Dear Readers, Charity should not just be about putting money in a pushkaor writing a check. I strongly feel that taking the initiative and offering positive and comforting words, which will in some measure alleviatie another person's pain or burden, should count as tzedakahas well. As we approach Tisha B'Av, followed by Shabbat Nachamu, we should take the lesson of the collective need for ahavat Yisrael that we are so painfully aware of.
My late father was a special man - scholarly, pious, wise.A man whose eyes spoke of understandings unfathomable to me when I was young and whose strength and full impressiveness only come into clearest focus as I myself have gotten older.
Dear Rebbetzin Jungreis: I am writing you regarding a situation I have come to realize is much more common among couples than people realize. The subject is infertility. My husband and I have been married fifteen years and have had serious medical problems having children from the start of our marriage.
Even with Osama bin Laden gone, al Qaeda operatives, some actively collaborating with more-or-less kindred groups, are planning terror attacks against the United States. These attacks could conceivably involve chemical and/or biological weapons.
Several weeks ago I published a letter from an elderly Holocaust survivor who expressed her fear regarding the world situation, specifically the hatred of Israel and escalation of anti-Semitism that is reminiscent of pre-Holocaust Europe. Her letter provoked a torrent of e-mails from young and old readers, several of which I published, but I had not responded to her directly. B'ezrat Hashem, I will do so now.
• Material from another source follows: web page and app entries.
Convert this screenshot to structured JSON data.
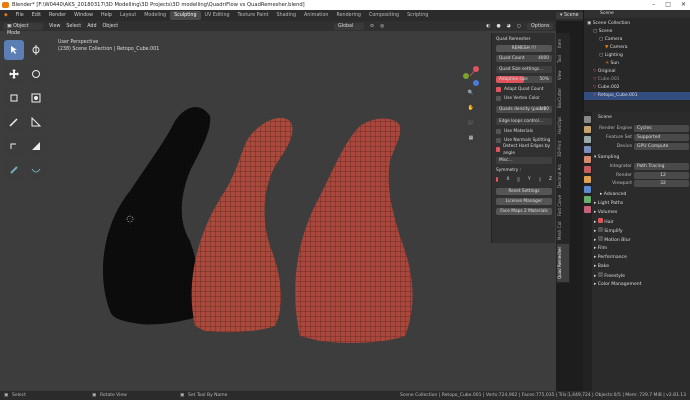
{
  "title": "Blender* [F:\\W0440\\AKS_20180317\\3D Modelling\\3D Projects\\3D modelling\\QuadriFlow vs QuadRemesher.blend]",
  "menu": [
    "File",
    "Edit",
    "Render",
    "Window",
    "Help"
  ],
  "workspaces": [
    "Layout",
    "Modeling",
    "Sculpting",
    "UV Editing",
    "Texture Paint",
    "Shading",
    "Animation",
    "Rendering",
    "Compositing",
    "Scripting"
  ],
  "active_workspace": "Sculpting",
  "scene_field": "Scene",
  "view_layer_field": "View Layer",
  "viewport": {
    "mode": "Object Mode",
    "menus": [
      "View",
      "Select",
      "Add",
      "Object"
    ],
    "orientation": "Global",
    "options": "Options",
    "info_line1": "User Perspective",
    "info_line2": "(238) Scene Collection | Retopo_Cube.001"
  },
  "npanel": {
    "title": "Quad Remesher",
    "remesh_button": "REMESH !!!",
    "quad_count_label": "Quad Count",
    "quad_count_value": "4000",
    "quad_size_settings": "Quad Size settings...",
    "adaptive_size_label": "Adaptive size",
    "adaptive_size_value": "50%",
    "adapt_quad_count": "Adapt Quad Count",
    "use_vertex_color": "Use Vertex Color",
    "quads_density_label": "Quads density (paint)",
    "quads_density_value": "1.00",
    "edge_loops_control": "Edge loops control...",
    "use_materials": "Use Materials",
    "use_normals_splitting": "Use Normals Splitting",
    "detect_hard_edges": "Detect Hard Edges by angle",
    "misc": "Misc...",
    "symmetry": "Symmetry :",
    "sym_x": "X",
    "sym_y": "Y",
    "sym_z": "Z",
    "reset_settings": "Reset Settings",
    "license_manager": "License Manager",
    "face_maps": "Face Maps 2 Materials"
  },
  "vtabs": [
    "Item",
    "Tool",
    "View",
    "BoxCutter",
    "HardOps",
    "3D-Print",
    "Decimal Arc",
    "Fast Carve",
    "Mesh Cut",
    "Quad Remesher"
  ],
  "outliner": {
    "title": "Scene",
    "items": [
      {
        "label": "Scene Collection"
      },
      {
        "label": "Scene"
      },
      {
        "label": "Camera"
      },
      {
        "label": "Camera"
      },
      {
        "label": "Lighting"
      },
      {
        "label": "Sun"
      },
      {
        "label": "Original"
      },
      {
        "label": "Cube.001"
      },
      {
        "label": "Cube.002"
      },
      {
        "label": "Retopo_Cube.001"
      }
    ]
  },
  "properties": {
    "tab_title": "Scene",
    "render_engine_label": "Render Engine",
    "render_engine_value": "Cycles",
    "feature_set_label": "Feature Set",
    "feature_set_value": "Supported",
    "device_label": "Device",
    "device_value": "GPU Compute",
    "sampling": "Sampling",
    "integrator_label": "Integrator",
    "integrator_value": "Path Tracing",
    "render_label": "Render",
    "render_value": "12",
    "viewport_label": "Viewport",
    "viewport_value": "32",
    "advanced": "Advanced",
    "light_paths": "Light Paths",
    "volumes": "Volumes",
    "hair": "Hair",
    "simplify": "Simplify",
    "motion_blur": "Motion Blur",
    "film": "Film",
    "performance": "Performance",
    "bake": "Bake",
    "freestyle": "Freestyle",
    "color_management": "Color Management"
  },
  "statusbar": {
    "left1": "Select",
    "left2": "Rotate View",
    "left3": "Set Tool By Name",
    "right": "Scene Collection | Retopo_Cube.001 | Verts:724,902 | Faces:775,035 | Tris:1,449,724 | Objects:0/5 | Mem: 729.7 MiB | v2.81.13"
  },
  "colors": {
    "accent": "#e0555d",
    "selection": "#334d80",
    "mesh_red": "#a9473d",
    "mesh_black": "#101010"
  }
}
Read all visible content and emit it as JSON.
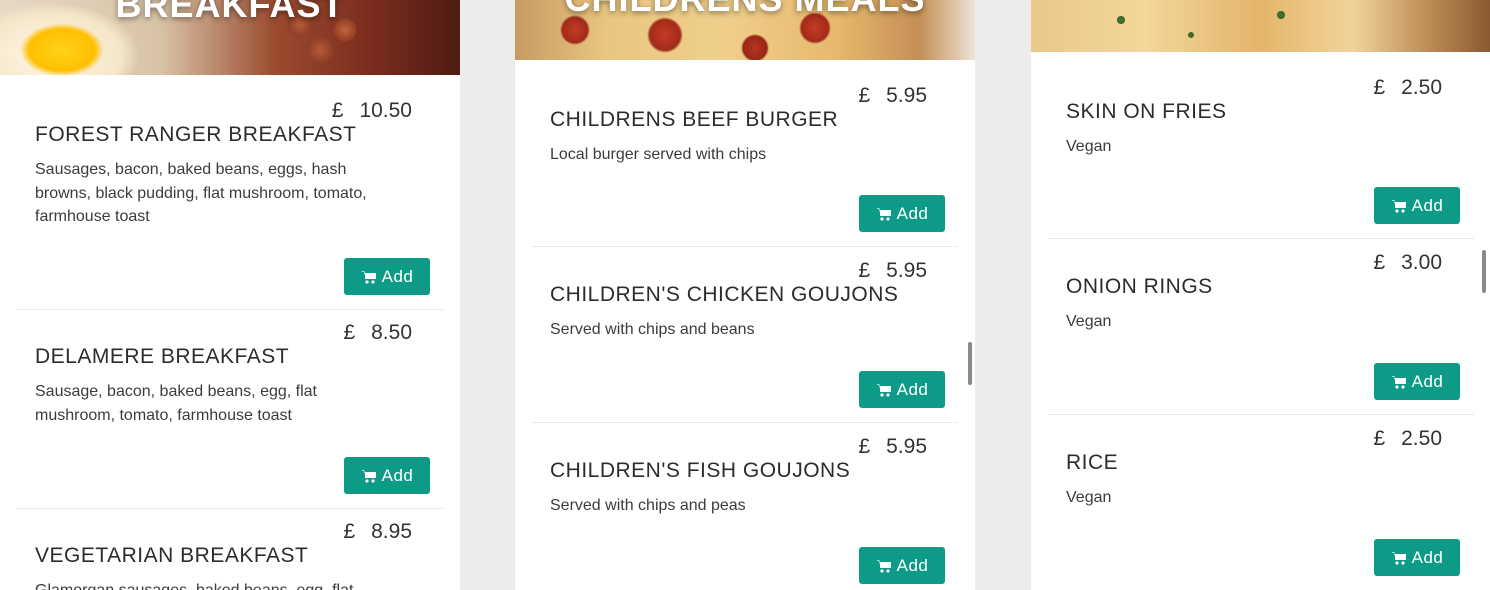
{
  "columns": [
    {
      "banner_title": "BREAKFAST",
      "items": [
        {
          "currency": "£",
          "price": "10.50",
          "name": "FOREST RANGER BREAKFAST",
          "description": "Sausages, bacon, baked beans, eggs, hash browns, black pudding, flat mushroom, tomato, farmhouse toast",
          "add_label": "Add"
        },
        {
          "currency": "£",
          "price": "8.50",
          "name": "DELAMERE BREAKFAST",
          "description": "Sausage, bacon, baked beans, egg, flat mushroom, tomato, farmhouse toast",
          "add_label": "Add"
        },
        {
          "currency": "£",
          "price": "8.95",
          "name": "VEGETARIAN BREAKFAST",
          "description": "Glamorgan sausages, baked beans, egg, flat",
          "add_label": "Add"
        }
      ]
    },
    {
      "banner_title": "CHILDRENS MEALS",
      "items": [
        {
          "currency": "£",
          "price": "5.95",
          "name": "CHILDRENS BEEF BURGER",
          "description": "Local burger served with chips",
          "add_label": "Add"
        },
        {
          "currency": "£",
          "price": "5.95",
          "name": "CHILDREN'S CHICKEN GOUJONS",
          "description": "Served with chips and beans",
          "add_label": "Add"
        },
        {
          "currency": "£",
          "price": "5.95",
          "name": "CHILDREN'S FISH GOUJONS",
          "description": "Served with chips and peas",
          "add_label": "Add"
        }
      ]
    },
    {
      "banner_title": "",
      "items": [
        {
          "currency": "£",
          "price": "2.50",
          "name": "SKIN ON FRIES",
          "description": "Vegan",
          "add_label": "Add"
        },
        {
          "currency": "£",
          "price": "3.00",
          "name": "ONION RINGS",
          "description": "Vegan",
          "add_label": "Add"
        },
        {
          "currency": "£",
          "price": "2.50",
          "name": "RICE",
          "description": "Vegan",
          "add_label": "Add"
        }
      ]
    }
  ],
  "icons": {
    "cart": "shopping-cart-icon"
  },
  "colors": {
    "add_button": "#0d9a86",
    "page_background": "#ececec",
    "card": "#ffffff"
  }
}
The following was a letter sent as a response to the article, "Children of Shame" (02-04-2011). The article addressed the fact that children learn at a very young age to disconnect their feelings as a mechanism to end their feelings of shame. As these children become adults, they find it difficult to reconnect those out of fear that once again they will feel the pain of shame.
In my previous three columns (1-7, 1-21 & 2-04-2011) I wrote about my experience with thyroid cancer - a disease that I actually had twice, almost nine years apart. I was very lucky that this is a very curable carcinoma, and even more fortunate that I never felt any real discomfort or pain from the two surgeries and radioactive iodine treatments I underwent. Even when I was very hypothyroid - a prerequisite for the radioactive iodine to have the maximum affect on any cancer cells that were not removed by the surgery - I still felt fine.
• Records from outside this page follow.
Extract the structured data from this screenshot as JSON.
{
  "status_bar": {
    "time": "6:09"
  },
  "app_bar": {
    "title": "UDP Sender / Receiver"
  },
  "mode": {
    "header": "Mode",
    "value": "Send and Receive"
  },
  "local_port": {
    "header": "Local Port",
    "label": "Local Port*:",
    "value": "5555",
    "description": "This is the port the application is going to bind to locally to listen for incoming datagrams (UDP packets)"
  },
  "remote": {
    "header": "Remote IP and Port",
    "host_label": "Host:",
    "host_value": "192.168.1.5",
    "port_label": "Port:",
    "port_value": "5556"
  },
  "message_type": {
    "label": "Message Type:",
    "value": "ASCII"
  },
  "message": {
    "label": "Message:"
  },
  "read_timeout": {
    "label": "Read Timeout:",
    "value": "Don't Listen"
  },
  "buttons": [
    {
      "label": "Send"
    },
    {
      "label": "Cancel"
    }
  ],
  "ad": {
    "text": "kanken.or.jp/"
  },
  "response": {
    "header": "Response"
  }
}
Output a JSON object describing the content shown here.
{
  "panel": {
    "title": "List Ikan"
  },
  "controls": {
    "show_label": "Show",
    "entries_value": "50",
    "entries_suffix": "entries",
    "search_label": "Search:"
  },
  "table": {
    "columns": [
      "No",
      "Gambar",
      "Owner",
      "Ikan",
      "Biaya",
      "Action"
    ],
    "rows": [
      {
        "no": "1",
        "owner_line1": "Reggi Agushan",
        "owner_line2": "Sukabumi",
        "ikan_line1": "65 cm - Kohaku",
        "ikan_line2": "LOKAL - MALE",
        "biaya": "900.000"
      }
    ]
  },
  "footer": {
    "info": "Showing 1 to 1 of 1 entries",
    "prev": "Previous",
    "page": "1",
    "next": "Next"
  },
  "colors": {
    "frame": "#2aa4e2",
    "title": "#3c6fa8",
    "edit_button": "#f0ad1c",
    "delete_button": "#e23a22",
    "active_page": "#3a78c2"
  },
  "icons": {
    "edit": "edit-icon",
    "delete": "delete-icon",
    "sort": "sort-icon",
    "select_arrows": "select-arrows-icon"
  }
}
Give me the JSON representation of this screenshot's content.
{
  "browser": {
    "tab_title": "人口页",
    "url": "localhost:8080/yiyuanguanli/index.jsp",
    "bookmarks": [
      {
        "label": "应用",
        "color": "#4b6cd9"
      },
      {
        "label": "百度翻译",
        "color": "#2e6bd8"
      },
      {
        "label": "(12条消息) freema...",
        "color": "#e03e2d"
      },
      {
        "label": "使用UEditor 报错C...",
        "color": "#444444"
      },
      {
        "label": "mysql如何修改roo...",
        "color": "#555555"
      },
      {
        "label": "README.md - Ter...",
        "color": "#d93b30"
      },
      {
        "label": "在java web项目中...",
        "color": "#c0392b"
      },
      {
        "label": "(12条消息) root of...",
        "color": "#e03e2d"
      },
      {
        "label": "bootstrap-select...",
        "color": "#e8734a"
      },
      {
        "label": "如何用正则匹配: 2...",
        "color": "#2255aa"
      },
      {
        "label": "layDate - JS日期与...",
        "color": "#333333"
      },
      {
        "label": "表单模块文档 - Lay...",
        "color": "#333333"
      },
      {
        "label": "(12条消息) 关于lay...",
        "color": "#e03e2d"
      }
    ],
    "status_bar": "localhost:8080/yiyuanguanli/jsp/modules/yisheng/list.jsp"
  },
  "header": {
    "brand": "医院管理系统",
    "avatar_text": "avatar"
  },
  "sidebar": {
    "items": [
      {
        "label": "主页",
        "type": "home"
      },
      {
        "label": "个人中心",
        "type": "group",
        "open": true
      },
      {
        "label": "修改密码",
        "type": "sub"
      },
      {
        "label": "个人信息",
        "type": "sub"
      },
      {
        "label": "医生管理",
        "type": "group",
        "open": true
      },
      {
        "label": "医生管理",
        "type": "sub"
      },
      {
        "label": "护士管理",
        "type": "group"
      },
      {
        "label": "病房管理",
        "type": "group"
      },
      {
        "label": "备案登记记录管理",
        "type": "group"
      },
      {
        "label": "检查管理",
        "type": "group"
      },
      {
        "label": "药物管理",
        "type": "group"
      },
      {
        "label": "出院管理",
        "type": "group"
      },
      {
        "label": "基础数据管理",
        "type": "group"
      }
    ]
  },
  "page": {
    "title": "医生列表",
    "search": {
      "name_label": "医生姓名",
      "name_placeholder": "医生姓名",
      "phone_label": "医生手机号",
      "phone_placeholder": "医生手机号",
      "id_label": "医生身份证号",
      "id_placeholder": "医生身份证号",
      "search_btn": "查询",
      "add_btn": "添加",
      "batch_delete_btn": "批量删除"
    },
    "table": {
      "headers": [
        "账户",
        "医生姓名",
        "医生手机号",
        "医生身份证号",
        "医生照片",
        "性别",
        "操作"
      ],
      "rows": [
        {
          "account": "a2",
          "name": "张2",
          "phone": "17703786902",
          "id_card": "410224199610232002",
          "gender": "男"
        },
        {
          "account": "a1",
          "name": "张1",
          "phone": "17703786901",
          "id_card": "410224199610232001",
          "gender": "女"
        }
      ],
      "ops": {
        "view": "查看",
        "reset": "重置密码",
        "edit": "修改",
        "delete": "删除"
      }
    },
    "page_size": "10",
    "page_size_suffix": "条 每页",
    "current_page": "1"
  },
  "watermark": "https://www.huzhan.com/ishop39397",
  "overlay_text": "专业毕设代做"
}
Children who grew up feeling shameful for the most part will have also grown up without someone to talk to about how it made them feel. Shame is one of the most destructive feelings there is. It is a feeling that something is wrong within us and has a negative affect on a child's self-development.
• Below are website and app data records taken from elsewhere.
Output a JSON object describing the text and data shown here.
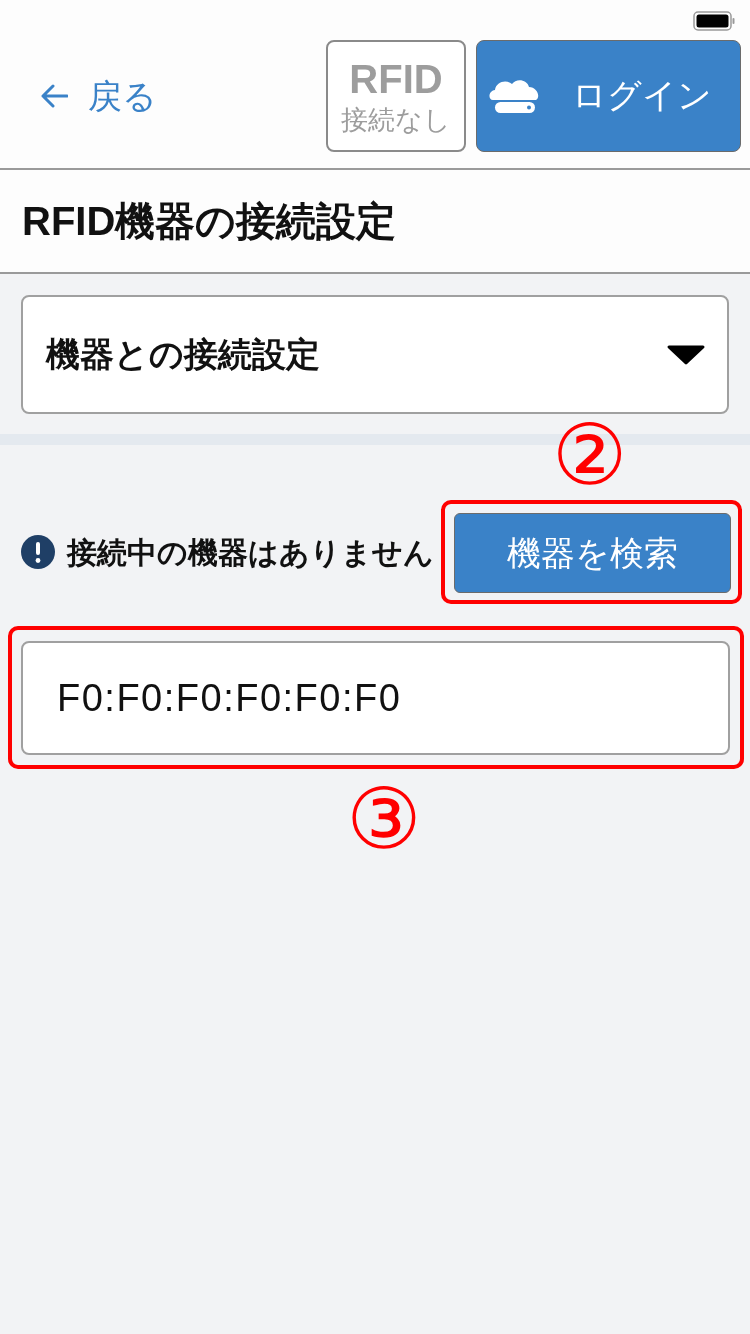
{
  "header": {
    "back_link": {
      "label": "戻る"
    },
    "rfid_status": {
      "title": "RFID",
      "status": "接続なし",
      "connected": false
    },
    "login_button": {
      "label": "ログイン"
    }
  },
  "page_title": "RFID機器の接続設定",
  "accordion": {
    "label": "機器との接続設定",
    "expanded": false
  },
  "connection_notice": {
    "message": "接続中の機器はありません"
  },
  "search_button": {
    "label": "機器を検索",
    "annotation": "②"
  },
  "device_list": {
    "annotation": "③",
    "items": [
      {
        "address": "F0:F0:F0:F0:F0:F0"
      }
    ]
  }
}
The couple had barely completed their brief intake papers, which included a small handwriting sample, when, her eyes blazing with fury, the wife pounded on the small table between us and yelled, "He has to grow up! I need a husband who is a real partner, not a lazy good-for-nothing who won't take responsibility and is totally clueless about my needs!" Her husband sat hunched in his chair, looking like a hapless cat which had somehow survived the spin cycle in a washing machine.